---------- Exercise inputs ----------

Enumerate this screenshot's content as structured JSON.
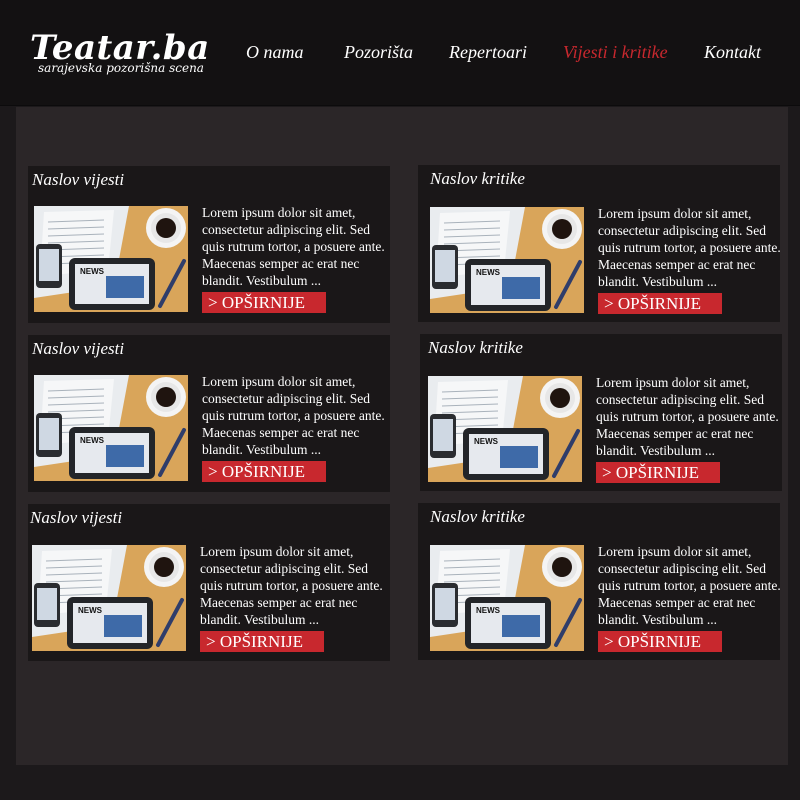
{
  "header": {
    "logo_title": "Teatar.ba",
    "logo_tagline": "sarajevska pozorišna scena"
  },
  "nav": {
    "items": [
      {
        "label": "O nama",
        "active": false
      },
      {
        "label": "Pozorišta",
        "active": false
      },
      {
        "label": "Repertoari",
        "active": false
      },
      {
        "label": "Vijesti i kritike",
        "active": true
      },
      {
        "label": "Kontakt",
        "active": false
      }
    ]
  },
  "cards": [
    {
      "title": "Naslov vijesti",
      "text": "Lorem ipsum dolor sit amet, consectetur adipiscing elit. Sed quis rutrum tortor, a posuere ante. Maecenas semper ac erat nec blandit. Vestibulum ...",
      "button": "> OPŠIRNIJE"
    },
    {
      "title": "Naslov kritike",
      "text": "Lorem ipsum dolor sit amet, consectetur adipiscing elit. Sed quis rutrum tortor, a posuere ante. Maecenas semper ac erat nec blandit. Vestibulum ...",
      "button": "> OPŠIRNIJE"
    },
    {
      "title": "Naslov vijesti",
      "text": "Lorem ipsum dolor sit amet, consectetur adipiscing elit. Sed quis rutrum tortor, a posuere ante. Maecenas semper ac erat nec blandit. Vestibulum ...",
      "button": "> OPŠIRNIJE"
    },
    {
      "title": "Naslov kritike",
      "text": "Lorem ipsum dolor sit amet, consectetur adipiscing elit. Sed quis rutrum tortor, a posuere ante. Maecenas semper ac erat nec blandit. Vestibulum ...",
      "button": "> OPŠIRNIJE"
    },
    {
      "title": "Naslov vijesti",
      "text": "Lorem ipsum dolor sit amet, consectetur adipiscing elit. Sed quis rutrum tortor, a posuere ante. Maecenas semper ac erat nec blandit. Vestibulum ...",
      "button": "> OPŠIRNIJE"
    },
    {
      "title": "Naslov kritike",
      "text": "Lorem ipsum dolor sit amet, consectetur adipiscing elit. Sed quis rutrum tortor, a posuere ante. Maecenas semper ac erat nec blandit. Vestibulum ...",
      "button": "> OPŠIRNIJE"
    }
  ],
  "thumbnail": {
    "icon": "news-thumbnail-icon",
    "caption": "NEWS"
  },
  "colors": {
    "accent": "#c8282e",
    "header_bg": "#131112",
    "content_bg": "#2b2628",
    "card_bg": "#1a1718",
    "text": "#ffffff"
  }
}
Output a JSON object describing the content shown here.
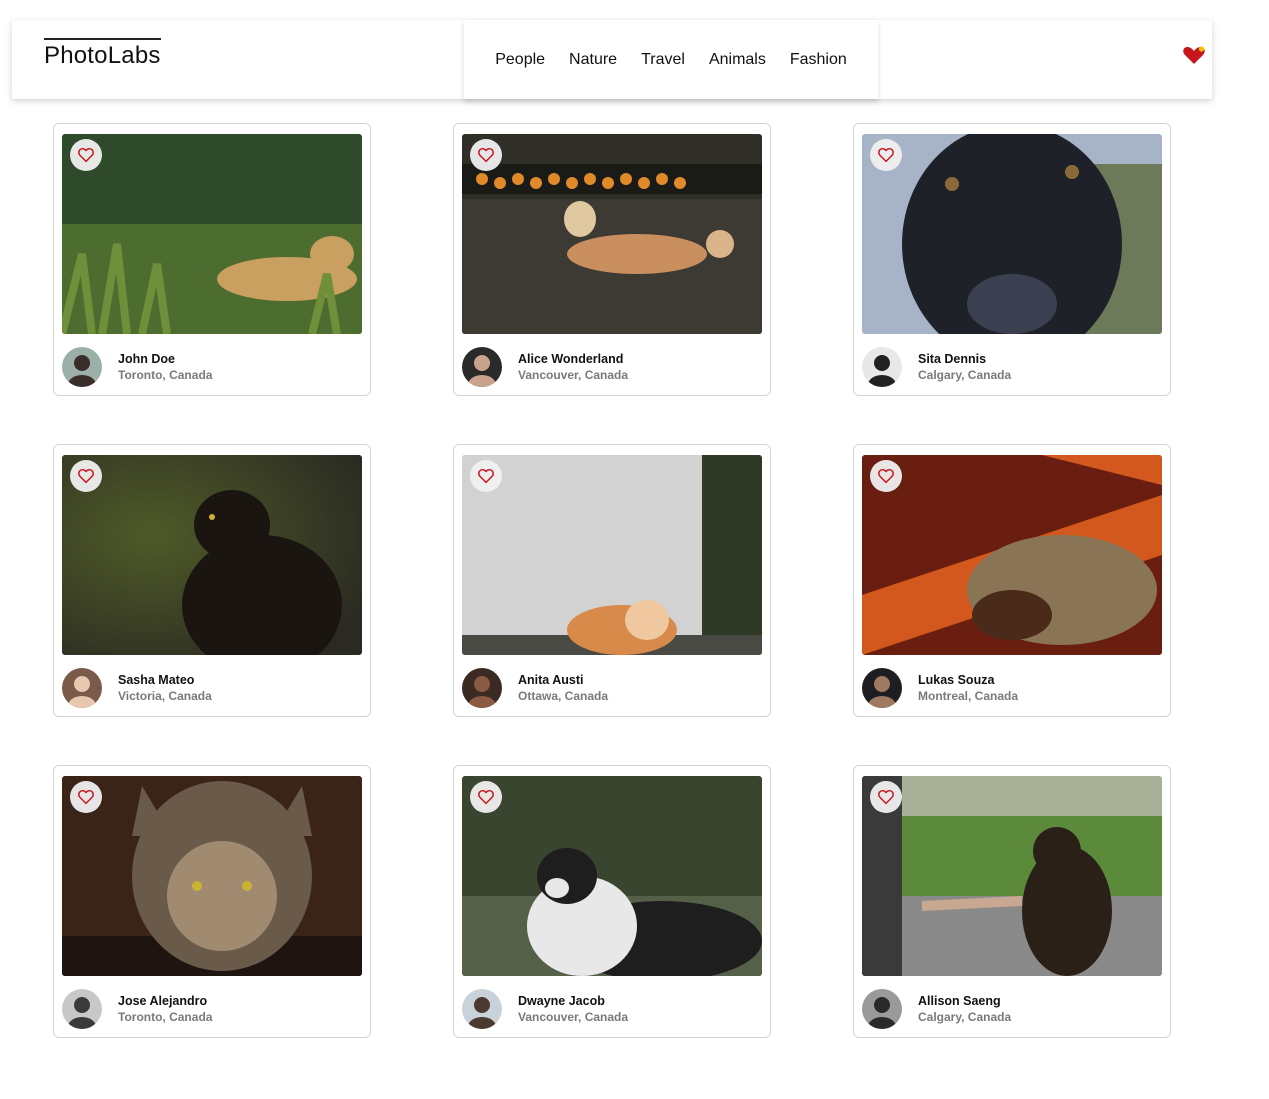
{
  "app": {
    "logo": "PhotoLabs"
  },
  "nav": {
    "topics": [
      "People",
      "Nature",
      "Travel",
      "Animals",
      "Fashion"
    ]
  },
  "colors": {
    "heart": "#c8161d",
    "badge_dot": "#f2c300"
  },
  "photos": [
    {
      "name": "John Doe",
      "location": "Toronto, Canada",
      "subject": "jaguar",
      "palette": [
        "#2f4a2a",
        "#6f8f3a",
        "#c9a060",
        "#4c6d2f"
      ],
      "avatar": [
        "#9ab0a8",
        "#3a2e2a"
      ]
    },
    {
      "name": "Alice Wonderland",
      "location": "Vancouver, Canada",
      "subject": "dog-on-grass",
      "palette": [
        "#2f2f28",
        "#e08a2a",
        "#c98f5e",
        "#3c3a33"
      ],
      "avatar": [
        "#2a2a2a",
        "#c9a38c"
      ]
    },
    {
      "name": "Sita Dennis",
      "location": "Calgary, Canada",
      "subject": "black-dog-closeup",
      "palette": [
        "#1e2127",
        "#3b4050",
        "#a7b4c7",
        "#8a6a3a"
      ],
      "avatar": [
        "#e8e8e8",
        "#222222"
      ]
    },
    {
      "name": "Sasha Mateo",
      "location": "Victoria, Canada",
      "subject": "black-cat",
      "palette": [
        "#3b4a1e",
        "#4f5a28",
        "#1b1512",
        "#2a2a22"
      ],
      "avatar": [
        "#7a5a48",
        "#e8c7b0"
      ]
    },
    {
      "name": "Anita Austi",
      "location": "Ottawa, Canada",
      "subject": "orange-cat-wall",
      "palette": [
        "#b8b8b8",
        "#d2d2d2",
        "#d88a4a",
        "#2e3a26"
      ],
      "avatar": [
        "#3a2a22",
        "#8a5a42"
      ]
    },
    {
      "name": "Lukas Souza",
      "location": "Montreal, Canada",
      "subject": "tabby-on-rug",
      "palette": [
        "#6a1e10",
        "#d2581e",
        "#8a7456",
        "#4a2a18"
      ],
      "avatar": [
        "#1e1e22",
        "#a07a60"
      ]
    },
    {
      "name": "Jose Alejandro",
      "location": "Toronto, Canada",
      "subject": "tabby-drinking",
      "palette": [
        "#3a2418",
        "#6a5a4a",
        "#a08a70",
        "#1e1410"
      ],
      "avatar": [
        "#c8c8c8",
        "#3a3a3a"
      ]
    },
    {
      "name": "Dwayne Jacob",
      "location": "Vancouver, Canada",
      "subject": "collie",
      "palette": [
        "#3a4530",
        "#556048",
        "#e8e8e8",
        "#1e1e1e"
      ],
      "avatar": [
        "#c8d2d8",
        "#4a3a30"
      ]
    },
    {
      "name": "Allison Saeng",
      "location": "Calgary, Canada",
      "subject": "dog-paw",
      "palette": [
        "#a8b098",
        "#5a8a3a",
        "#2a2018",
        "#8a8a8a"
      ],
      "avatar": [
        "#9a9a9a",
        "#2a2a2a"
      ]
    }
  ]
}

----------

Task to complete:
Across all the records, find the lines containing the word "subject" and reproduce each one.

Answer box:
      "subject": "jaguar",
      "subject": "dog-on-grass",
      "subject": "black-dog-closeup",
      "subject": "black-cat",
      "subject": "orange-cat-wall",
      "subject": "tabby-on-rug",
      "subject": "tabby-drinking",
      "subject": "collie",
      "subject": "dog-paw",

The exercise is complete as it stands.